1. Cook the quinoa according to the directions on the package; remove from heat, set aside, and allow to cool.
2. Chop cucumber into 1/2 inch diameter pieces and place in a large bowl.
3. Chop tomato into 1/2 inch diameter pieces (if using cherry tomatoes, slice in half); place in bowl.
4. Add olive oil, lemon juice, and minced garlic; stir well.
5. Dump in cooked quinoa, stirring very well. Make sure that the mix is distributed well.
6. Add chopped parsley and season with salt and pepper. (Fresh mint or basil can replace the parsley if you are so inclined...use whatever you have on hand and whatever sounds good to you!)
7. Allow the tabbouleh to sit for at least 30 minutes. Serve cool.
Break off a hunk of some artisan bread, slice up some tasty cheese, spoon up some tabbouleh, and eat up!
(p.s. Shout-out time: Thank you to my good friend, Amy, for introducing me to the joy of tabbouleh! I think of you every time I make this.)
Sites I Dig
The Road is Home
The Seed & Plate
Sharon Covert Photography
The Define School
The Noisy Plume
Sarah Gee Photography
Fox & Owl Studio
The Stork and The Beanstalk
Mellow Yellow Photography
A Simple Little Journal
What I've Been Reading
The Girls by Emma Cline

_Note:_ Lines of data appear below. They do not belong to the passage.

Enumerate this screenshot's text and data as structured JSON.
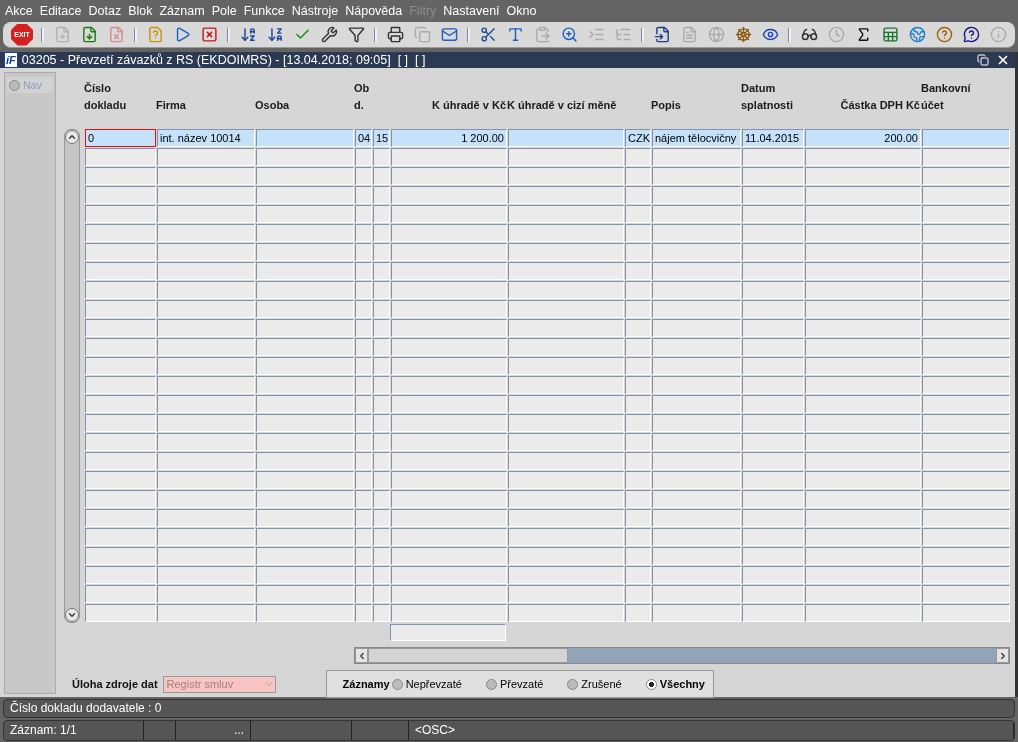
{
  "menu": [
    {
      "label": "Akce",
      "disabled": false
    },
    {
      "label": "Editace",
      "disabled": false
    },
    {
      "label": "Dotaz",
      "disabled": false
    },
    {
      "label": "Blok",
      "disabled": false
    },
    {
      "label": "Záznam",
      "disabled": false
    },
    {
      "label": "Pole",
      "disabled": false
    },
    {
      "label": "Funkce",
      "disabled": false
    },
    {
      "label": "Nástroje",
      "disabled": false
    },
    {
      "label": "Nápověda",
      "disabled": false
    },
    {
      "label": "Filtry",
      "disabled": true
    },
    {
      "label": "Nastavení",
      "disabled": false
    },
    {
      "label": "Okno",
      "disabled": false
    }
  ],
  "toolbar": [
    [
      {
        "kind": "exit",
        "label": "EXIT",
        "disabled": false
      }
    ],
    [
      {
        "kind": "insert",
        "disabled": true
      },
      {
        "kind": "save",
        "disabled": false
      },
      {
        "kind": "delete",
        "disabled": true
      }
    ],
    [
      {
        "kind": "query-enter",
        "disabled": false
      },
      {
        "kind": "query-execute",
        "disabled": false
      },
      {
        "kind": "query-cancel",
        "disabled": false
      }
    ],
    [
      {
        "kind": "sort-asc",
        "disabled": false
      },
      {
        "kind": "sort-desc",
        "disabled": false
      },
      {
        "kind": "check",
        "disabled": false
      },
      {
        "kind": "wrench",
        "disabled": false
      },
      {
        "kind": "filter",
        "disabled": false
      }
    ],
    [
      {
        "kind": "print",
        "disabled": false
      },
      {
        "kind": "copies",
        "disabled": true
      },
      {
        "kind": "mail",
        "disabled": false
      }
    ],
    [
      {
        "kind": "cut",
        "disabled": false
      },
      {
        "kind": "copy-text",
        "disabled": false
      },
      {
        "kind": "paste",
        "disabled": true
      },
      {
        "kind": "zoom",
        "disabled": false
      },
      {
        "kind": "list",
        "disabled": true
      },
      {
        "kind": "tree",
        "disabled": true
      }
    ],
    [
      {
        "kind": "import",
        "disabled": false
      },
      {
        "kind": "document",
        "disabled": true
      },
      {
        "kind": "globe",
        "disabled": true
      },
      {
        "kind": "wheel",
        "disabled": false
      },
      {
        "kind": "eye",
        "disabled": false
      }
    ],
    [
      {
        "kind": "glasses",
        "disabled": false
      },
      {
        "kind": "clock",
        "disabled": true
      },
      {
        "kind": "sigma",
        "disabled": false
      },
      {
        "kind": "sheet",
        "disabled": false
      },
      {
        "kind": "browser",
        "disabled": false
      },
      {
        "kind": "help-multi",
        "disabled": false
      },
      {
        "kind": "help",
        "disabled": false
      },
      {
        "kind": "info",
        "disabled": true
      }
    ]
  ],
  "window": {
    "logo": "íF",
    "title": "03205 - Převzetí závazků z RS (EKDOIMRS) - [13.04.2018; 09:05]  [ ]  [ ]"
  },
  "nav": {
    "label": "Nav",
    "selected": false
  },
  "table": {
    "columns": [
      {
        "label": "Číslo\ndokladu",
        "kind": "text"
      },
      {
        "label": "Firma",
        "kind": "text"
      },
      {
        "label": "Osoba",
        "kind": "text"
      },
      {
        "label": "Ob\nd.",
        "kind": "text"
      },
      {
        "kind": "text"
      },
      {
        "label": "K úhradě v Kč",
        "kind": "amount"
      },
      {
        "label": "K úhradě v cizí měně",
        "kind": "text"
      },
      {
        "kind": "text"
      },
      {
        "label": "Popis",
        "kind": "text"
      },
      {
        "label": "Datum\nsplatnosti",
        "kind": "text"
      },
      {
        "label": "Částka DPH Kč",
        "kind": "amount"
      },
      {
        "label": "Bankovní\núčet",
        "kind": "text"
      }
    ],
    "rows": [
      {
        "selected": true,
        "focused": true,
        "cells": [
          "0",
          "int. název 10014",
          null,
          "04",
          "15",
          "1 200.00",
          null,
          "CZK",
          "nájem tělocvičny",
          "11.04.2015",
          "200.00",
          null
        ]
      },
      {
        "selected": false,
        "focused": false
      },
      {
        "selected": false,
        "focused": false
      },
      {
        "selected": false,
        "focused": false
      },
      {
        "selected": false,
        "focused": false
      },
      {
        "selected": false,
        "focused": false
      },
      {
        "selected": false,
        "focused": false
      },
      {
        "selected": false,
        "focused": false
      },
      {
        "selected": false,
        "focused": false
      },
      {
        "selected": false,
        "focused": false
      },
      {
        "selected": false,
        "focused": false
      },
      {
        "selected": false,
        "focused": false
      },
      {
        "selected": false,
        "focused": false
      },
      {
        "selected": false,
        "focused": false
      },
      {
        "selected": false,
        "focused": false
      },
      {
        "selected": false,
        "focused": false
      },
      {
        "selected": false,
        "focused": false
      },
      {
        "selected": false,
        "focused": false
      },
      {
        "selected": false,
        "focused": false
      },
      {
        "selected": false,
        "focused": false
      },
      {
        "selected": false,
        "focused": false
      },
      {
        "selected": false,
        "focused": false
      },
      {
        "selected": false,
        "focused": false
      },
      {
        "selected": false,
        "focused": false
      },
      {
        "selected": false,
        "focused": false
      },
      {
        "selected": false,
        "focused": false
      }
    ]
  },
  "source": {
    "label": "Úloha zdroje dat",
    "value": "Registr smluv",
    "disabled": true
  },
  "records": {
    "label": "Záznamy",
    "options": [
      {
        "label": "Nepřevzaté",
        "selected": false
      },
      {
        "label": "Převzaté",
        "selected": false
      },
      {
        "label": "Zrušené",
        "selected": false
      },
      {
        "label": "Všechny",
        "selected": true
      }
    ]
  },
  "status_bar": {
    "message": "Číslo dokladu dodavatele : 0",
    "record": "Záznam: 1/1",
    "ellipsis": "...",
    "mode": "<OSC>"
  }
}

A Land More Kind Than Home by Wiley Cash
Dark Places by Gillian Flynn
Never Broken by Jewel
Hold Still by Sally Mann